→ TASK DATA:
Content starts
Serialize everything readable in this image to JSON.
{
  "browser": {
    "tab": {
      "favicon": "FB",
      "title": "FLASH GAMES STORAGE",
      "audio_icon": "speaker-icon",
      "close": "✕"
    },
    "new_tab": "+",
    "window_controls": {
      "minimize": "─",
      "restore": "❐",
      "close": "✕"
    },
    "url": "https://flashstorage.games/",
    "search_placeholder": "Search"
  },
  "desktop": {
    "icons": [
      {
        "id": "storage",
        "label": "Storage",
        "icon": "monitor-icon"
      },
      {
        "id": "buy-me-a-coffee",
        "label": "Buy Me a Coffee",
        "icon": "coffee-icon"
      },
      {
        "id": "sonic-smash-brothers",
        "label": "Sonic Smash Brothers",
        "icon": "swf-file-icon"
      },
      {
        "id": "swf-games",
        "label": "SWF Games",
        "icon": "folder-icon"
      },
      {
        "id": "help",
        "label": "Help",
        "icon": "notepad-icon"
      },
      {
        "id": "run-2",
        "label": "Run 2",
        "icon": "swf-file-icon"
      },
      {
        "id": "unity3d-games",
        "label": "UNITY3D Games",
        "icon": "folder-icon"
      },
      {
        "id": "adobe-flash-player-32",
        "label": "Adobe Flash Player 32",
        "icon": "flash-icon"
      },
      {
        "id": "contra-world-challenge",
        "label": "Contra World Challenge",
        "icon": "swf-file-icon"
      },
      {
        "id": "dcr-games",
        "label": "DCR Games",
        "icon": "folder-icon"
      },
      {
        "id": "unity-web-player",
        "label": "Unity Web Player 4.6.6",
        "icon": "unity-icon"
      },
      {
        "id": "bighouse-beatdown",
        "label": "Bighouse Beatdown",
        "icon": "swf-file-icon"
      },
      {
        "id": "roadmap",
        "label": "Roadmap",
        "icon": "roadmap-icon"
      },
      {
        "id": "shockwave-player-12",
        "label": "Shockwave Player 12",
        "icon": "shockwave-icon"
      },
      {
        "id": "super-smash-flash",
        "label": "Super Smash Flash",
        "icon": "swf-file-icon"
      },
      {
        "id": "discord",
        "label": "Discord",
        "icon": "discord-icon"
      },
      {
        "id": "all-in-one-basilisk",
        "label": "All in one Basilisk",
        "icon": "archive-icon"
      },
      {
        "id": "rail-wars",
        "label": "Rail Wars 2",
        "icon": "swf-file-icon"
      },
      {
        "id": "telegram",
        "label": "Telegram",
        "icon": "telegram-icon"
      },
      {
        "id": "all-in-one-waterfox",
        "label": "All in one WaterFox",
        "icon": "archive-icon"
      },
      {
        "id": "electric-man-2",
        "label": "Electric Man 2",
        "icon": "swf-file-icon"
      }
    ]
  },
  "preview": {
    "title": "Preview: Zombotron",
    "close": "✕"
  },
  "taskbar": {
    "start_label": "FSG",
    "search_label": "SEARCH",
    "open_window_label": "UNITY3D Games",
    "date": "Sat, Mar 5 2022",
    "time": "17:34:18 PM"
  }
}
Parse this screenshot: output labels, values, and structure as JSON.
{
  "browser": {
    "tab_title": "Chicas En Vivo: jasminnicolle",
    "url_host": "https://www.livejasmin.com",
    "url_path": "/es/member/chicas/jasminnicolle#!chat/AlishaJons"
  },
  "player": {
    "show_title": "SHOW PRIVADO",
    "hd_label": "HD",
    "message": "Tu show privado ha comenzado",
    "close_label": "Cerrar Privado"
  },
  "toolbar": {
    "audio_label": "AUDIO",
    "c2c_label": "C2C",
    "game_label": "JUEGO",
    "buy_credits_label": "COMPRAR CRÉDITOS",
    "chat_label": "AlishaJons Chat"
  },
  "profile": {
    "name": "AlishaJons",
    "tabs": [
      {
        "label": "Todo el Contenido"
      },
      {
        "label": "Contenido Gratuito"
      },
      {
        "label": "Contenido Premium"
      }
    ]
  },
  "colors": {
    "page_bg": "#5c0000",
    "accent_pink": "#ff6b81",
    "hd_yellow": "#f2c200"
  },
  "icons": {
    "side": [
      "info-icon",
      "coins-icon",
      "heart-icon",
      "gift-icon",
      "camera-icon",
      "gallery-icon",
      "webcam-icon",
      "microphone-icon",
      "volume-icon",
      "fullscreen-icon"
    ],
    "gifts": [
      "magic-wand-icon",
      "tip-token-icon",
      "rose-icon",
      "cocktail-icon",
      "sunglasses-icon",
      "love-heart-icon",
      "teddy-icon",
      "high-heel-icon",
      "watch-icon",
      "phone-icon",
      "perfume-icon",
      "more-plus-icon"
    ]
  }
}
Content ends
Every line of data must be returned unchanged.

→ SOLUTION TO THIS TASK:
Serialize everything readable in this image to JSON.
{
  "browser": {
    "tab": {
      "favicon": "FB",
      "title": "FLASH GAMES STORAGE",
      "audio_icon": "speaker-icon",
      "close": "✕"
    },
    "new_tab": "+",
    "window_controls": {
      "minimize": "─",
      "restore": "❐",
      "close": "✕"
    },
    "url": "https://flashstorage.games/",
    "search_placeholder": "Search"
  },
  "desktop": {
    "icons": [
      {
        "id": "storage",
        "label": "Storage",
        "icon": "monitor-icon"
      },
      {
        "id": "buy-me-a-coffee",
        "label": "Buy Me a Coffee",
        "icon": "coffee-icon"
      },
      {
        "id": "sonic-smash-brothers",
        "label": "Sonic Smash Brothers",
        "icon": "swf-file-icon"
      },
      {
        "id": "swf-games",
        "label": "SWF Games",
        "icon": "folder-icon"
      },
      {
        "id": "help",
        "label": "Help",
        "icon": "notepad-icon"
      },
      {
        "id": "run-2",
        "label": "Run 2",
        "icon": "swf-file-icon"
      },
      {
        "id": "unity3d-games",
        "label": "UNITY3D Games",
        "icon": "folder-icon"
      },
      {
        "id": "adobe-flash-player-32",
        "label": "Adobe Flash Player 32",
        "icon": "flash-icon"
      },
      {
        "id": "contra-world-challenge",
        "label": "Contra World Challenge",
        "icon": "swf-file-icon"
      },
      {
        "id": "dcr-games",
        "label": "DCR Games",
        "icon": "folder-icon"
      },
      {
        "id": "unity-web-player",
        "label": "Unity Web Player 4.6.6",
        "icon": "unity-icon"
      },
      {
        "id": "bighouse-beatdown",
        "label": "Bighouse Beatdown",
        "icon": "swf-file-icon"
      },
      {
        "id": "roadmap",
        "label": "Roadmap",
        "icon": "roadmap-icon"
      },
      {
        "id": "shockwave-player-12",
        "label": "Shockwave Player 12",
        "icon": "shockwave-icon"
      },
      {
        "id": "super-smash-flash",
        "label": "Super Smash Flash",
        "icon": "swf-file-icon"
      },
      {
        "id": "discord",
        "label": "Discord",
        "icon": "discord-icon"
      },
      {
        "id": "all-in-one-basilisk",
        "label": "All in one Basilisk",
        "icon": "archive-icon"
      },
      {
        "id": "rail-wars",
        "label": "Rail Wars 2",
        "icon": "swf-file-icon"
      },
      {
        "id": "telegram",
        "label": "Telegram",
        "icon": "telegram-icon"
      },
      {
        "id": "all-in-one-waterfox",
        "label": "All in one WaterFox",
        "icon": "archive-icon"
      },
      {
        "id": "electric-man-2",
        "label": "Electric Man 2",
        "icon": "swf-file-icon"
      }
    ]
  },
  "preview": {
    "title": "Preview: Zombotron",
    "close": "✕"
  },
  "taskbar": {
    "start_label": "FSG",
    "search_label": "SEARCH",
    "open_window_label": "UNITY3D Games",
    "date": "Sat, Mar 5 2022",
    "time": "17:34:18 PM"
  }
}
Parse this screenshot: output labels, values, and structure as JSON.
{
  "browser": {
    "tab_title": "Chicas En Vivo: jasminnicolle",
    "url_host": "https://www.livejasmin.com",
    "url_path": "/es/member/chicas/jasminnicolle#!chat/AlishaJons"
  },
  "player": {
    "show_title": "SHOW PRIVADO",
    "hd_label": "HD",
    "message": "Tu show privado ha comenzado",
    "close_label": "Cerrar Privado"
  },
  "toolbar": {
    "audio_label": "AUDIO",
    "c2c_label": "C2C",
    "game_label": "JUEGO",
    "buy_credits_label": "COMPRAR CRÉDITOS",
    "chat_label": "AlishaJons Chat"
  },
  "profile": {
    "name": "AlishaJons",
    "tabs": [
      {
        "label": "Todo el Contenido"
      },
      {
        "label": "Contenido Gratuito"
      },
      {
        "label": "Contenido Premium"
      }
    ]
  },
  "colors": {
    "page_bg": "#5c0000",
    "accent_pink": "#ff6b81",
    "hd_yellow": "#f2c200"
  },
  "icons": {
    "side": [
      "info-icon",
      "coins-icon",
      "heart-icon",
      "gift-icon",
      "camera-icon",
      "gallery-icon",
      "webcam-icon",
      "microphone-icon",
      "volume-icon",
      "fullscreen-icon"
    ],
    "gifts": [
      "magic-wand-icon",
      "tip-token-icon",
      "rose-icon",
      "cocktail-icon",
      "sunglasses-icon",
      "love-heart-icon",
      "teddy-icon",
      "high-heel-icon",
      "watch-icon",
      "phone-icon",
      "perfume-icon",
      "more-plus-icon"
    ]
  }
}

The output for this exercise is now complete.